Keep Their Coop Clean
This is the number one priority. A clean coop will reduce the number of flies frequenting their coop.
Pay special attention to any damp areas in their coop, their nesting boxes, and areas they poop a lot such as under their roosting perch.
If you haven’t yet started using diatomaceous earth I recommend doing so. I’ve talked about DE a few times on this blog because it has so many uses with backyard flocks, it’s fair to say I’m a huge fan.
Sprinkling some in their coop will help dry out droppings and damp areas, kill other parasites, lice, and fly lava if present, and more. It’s awesome.
I also covered some best practices for when to change out coop bedding in this post.
Here's the food grade diatomaceous earth I recommend using available on Amazon:
Use Fly Traps
It’s probably not going to be possible to get a fly problem under control without using some forms of flytrap.
There are a number of different products on the market, and I’ve used most of them over the years.
For me, one that stands far above the rest on pure effectiveness as attracting and killing flies is the Captivator.

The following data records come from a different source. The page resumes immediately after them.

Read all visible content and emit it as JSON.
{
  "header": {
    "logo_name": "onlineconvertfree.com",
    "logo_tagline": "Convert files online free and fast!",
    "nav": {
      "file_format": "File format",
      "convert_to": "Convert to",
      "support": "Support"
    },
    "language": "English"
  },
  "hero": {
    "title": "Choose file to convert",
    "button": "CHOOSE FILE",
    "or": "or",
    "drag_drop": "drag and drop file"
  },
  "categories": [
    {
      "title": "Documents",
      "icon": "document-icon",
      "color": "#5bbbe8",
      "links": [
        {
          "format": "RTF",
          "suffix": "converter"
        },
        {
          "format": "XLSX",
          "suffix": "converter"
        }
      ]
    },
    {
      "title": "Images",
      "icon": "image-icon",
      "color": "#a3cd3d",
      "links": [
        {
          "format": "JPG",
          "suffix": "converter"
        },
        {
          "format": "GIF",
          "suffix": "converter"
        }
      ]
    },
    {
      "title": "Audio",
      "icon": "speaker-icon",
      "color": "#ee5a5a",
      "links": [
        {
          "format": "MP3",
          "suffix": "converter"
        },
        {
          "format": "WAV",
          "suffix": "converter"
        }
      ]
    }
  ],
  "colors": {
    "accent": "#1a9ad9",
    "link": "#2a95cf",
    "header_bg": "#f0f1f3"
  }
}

This large container can hold up to two quarts of flies, and while it’s totally gross when filled with dead flies, it’s a clear sign that it works.
It uses some kind of scent that attracts flies. I’m not sure exactly what it is and what it does to them, but they literally cannot resist it!
All you have to do is mix a little water with the attractant and it’s good to go. The manufacturer states that it does not use any harsh chemicals or insecticides, so there are no dangers to other pets and children that may be able to reach it.
It’ll trap house flies, horse flies, black soldier flies, fruit flies, all the common types of fly I can think of that you would see in your yard.
Protect Their Food and Water
If you have a number of flies zipping around your chicken’s food and water, the risk of diseases being spread is magnified.
Move their food and water supplies to an area with fewer flies is possible. Don’t leave excess food out to spoil, don’t put any in the hot sun, do what you can to reduce the attraction for flies.
No matter how serious your fly problem is, avoid using chemical insecticides.
First of all, there’s no need to use harsh chemicals. I’ve known people with some serious infestation problems that were able to get the situation under control.
They had to dump a few full Captivator’s out a day for a while along with some other measures, which was disgusting. But they got there.
The second issue with using chemical solutions is that they will also be harmful to chickens and other wildlife. As well as natural fly predators that may be helping.
In Summary - Do Chickens Eat Flies?
Chickens do eat flies, yes. They eat most insects, bugs, and small pests.
Eating a few flies on occasion doesn’t present much of a health risk. But flies are capable of carrying and transmitting diseases, so it’s something to be aware of.
If you have a fly problem in your yard, you’re going to need to step in and do something about it.
Not just to reduce the risk of disease. Having flies buzzing around is annoying to both us and chickens.
With a combination of ramping up the cleaning, and using food grade diatomaceous earth and fly traps, and following the tips in this article - I’m sure you’ll be able to get the situation under control.
Houseflies - Who.int